On Thursday 10th December, Just Festival and Scottish PEN hosted a conversation with writers Leela Soma and David Manderson to mark Human Rights Day 2020. Watch a recording of the event below.December 17, 2020
On Thursday 10th December, Just Festival and Scottish PEN hosted a conversation with writers Leela Soma and David Manderson to mark Human Rights Day 2020. Watch a recording of the event below.
Exploring human rights issues impacting writers internationally, and linking them with the barriers facing writers in Scotland today, this free online event interrogates whether Scotland truly offers freedom of expression for writers, and asks important questions about the future of Scottish literature. Whose voices do we hear from most, and whose perspective is often silenced? How do societal issues impact on writers, and what responsibility do writers have in challenging the status quo and highlighting injustice?
Leela Soma is a writer and active member of Scottish PEN. Her latest crime novel, Murder at the Mela, explores tensions within Glasgow’s Asian communities and between diverse groups in the city.
Her poetry and short stories have been published in a number of anthologies and publications and she won the Margaret Thompson Davis Trophy, for the first 10,000 words of her first novel Twice Born. Leela has been encouraged in her writing by none other than Willy Maley, Professor of Renaissance Studies (English Literature), University of Glasgow, who commended her in his book Discovering Scottish Literature, published by Scottish Book Trust. Thereafter, he urged her to: ‘finish the novel.’ She did, and won Strathkelvin Writes Best New Writers Trophy.

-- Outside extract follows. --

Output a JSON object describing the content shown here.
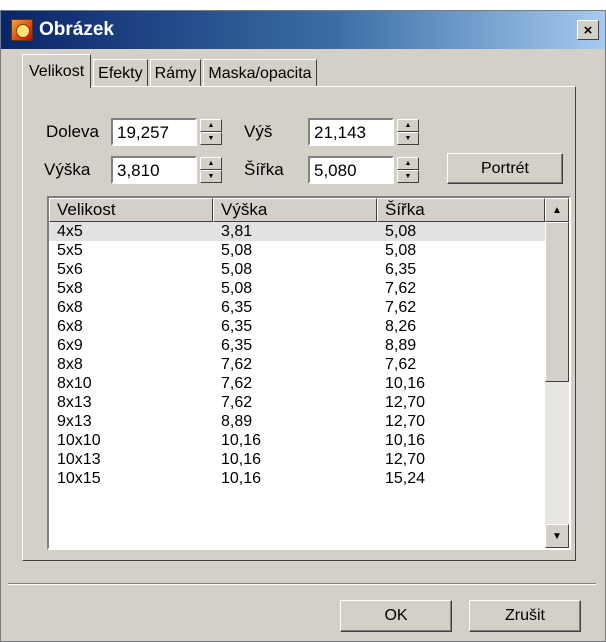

Twice Born was followed by Bombay Baby, published by Dahlia Publishing. – another book reflecting Scottish – Indian connections. Bombay Baby was reviewed in Scotland on Sunday by prize winning author, Suhayl Saadi, who recommended the book as: ‘an engaging, upbeat piece of popular fiction.’
David Manderson is a writer and former academic. He is currently chair of the Writers for Peace committee. He has published short stories, essays and poems in a wide variety of small magazines and anthologies. His novel Lost Bodies (Kennedy & Boyd) was published in 2011. He ran the Real to Reel Short Film Festival at the Glasgow Film Theatre in Glasgow until 1999 and Nerve Magazine until 2001. Later, a creative practice PhD took him into academia where he published articles and textbooks on Scottish films, creative writing and walking, and Scottish Miserablism. His poem Expedition, animated by Samantha Hendry, won a Royal Television Student Award in 2019. In 2017 he was the recipient of a Robert Louis Stevenson Fellowship from the Scottish Book Trust. He is currently completing a book on the work and life of Alan Sharp for Peter Lang publishers.